Engineering researchers have won a 125,000 pounds grant from renewables investor Greencoat UK Wind to develop their wind-turbine recycling process.
The researchers, from the University of Edinburgh, are developing a technique to turn old wind-turbine blades into powders that could be used to protect engineering and structural components, including new wind-turbine blades.
Wind energy is a critical part of the renewable energy mix being harnessed in the U.K.’s drive to net-zero carbon, but the question of how to recycle wind-turbine blades at the end of their 20-25 year lifespan continues to pose an engineering and environmental challenge.
Wind-turbine blades are usually huge structures, made from a complex composite of materials bonded together by a strong adhesive known as epoxy, and reinforced with fibers, making them difficult and expensive to separate and recycle.
Professor Vasileios Koutsos and Dr. Dipa Roy, from the University of Edinburgh’s School of Engineering, have devised a method to turn decommissioned blade materials into powders that could be used in surface coatings to protect engineering and structural components from corrosion and erosion by the elements.
Greencoat UK Wind, an investment trust specializing in renewable energy infrastructure, provided funding for a 12-month research project to develop the process.
The coating produced would help protect new wind-turbine blades from erosion caused by raindrops and other particulates. It could also be used in the built environment, for example, to prevent corrosion on the cables of suspension bridges.

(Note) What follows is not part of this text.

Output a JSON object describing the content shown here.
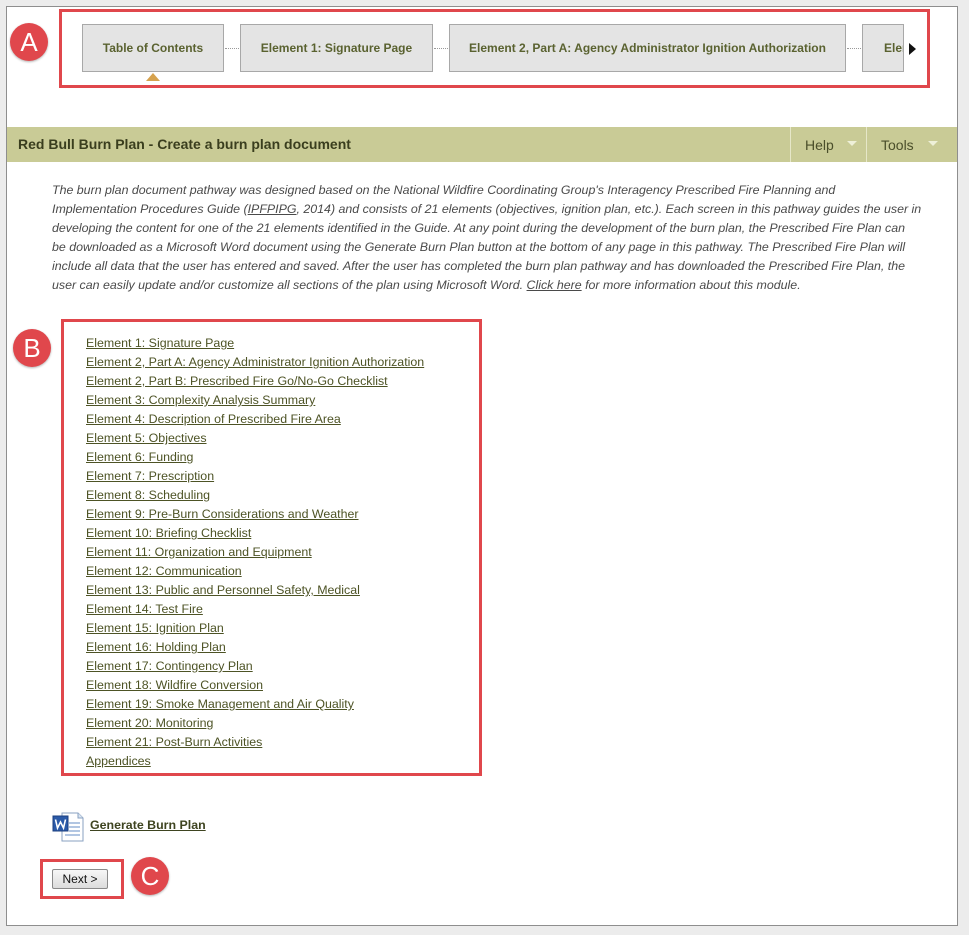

The project is being supported by the University of Edinburgh’s commercialization service, Edinburgh Innovations, who helped secure the funding.
More info edinburgh-innovations.ed.ac.uk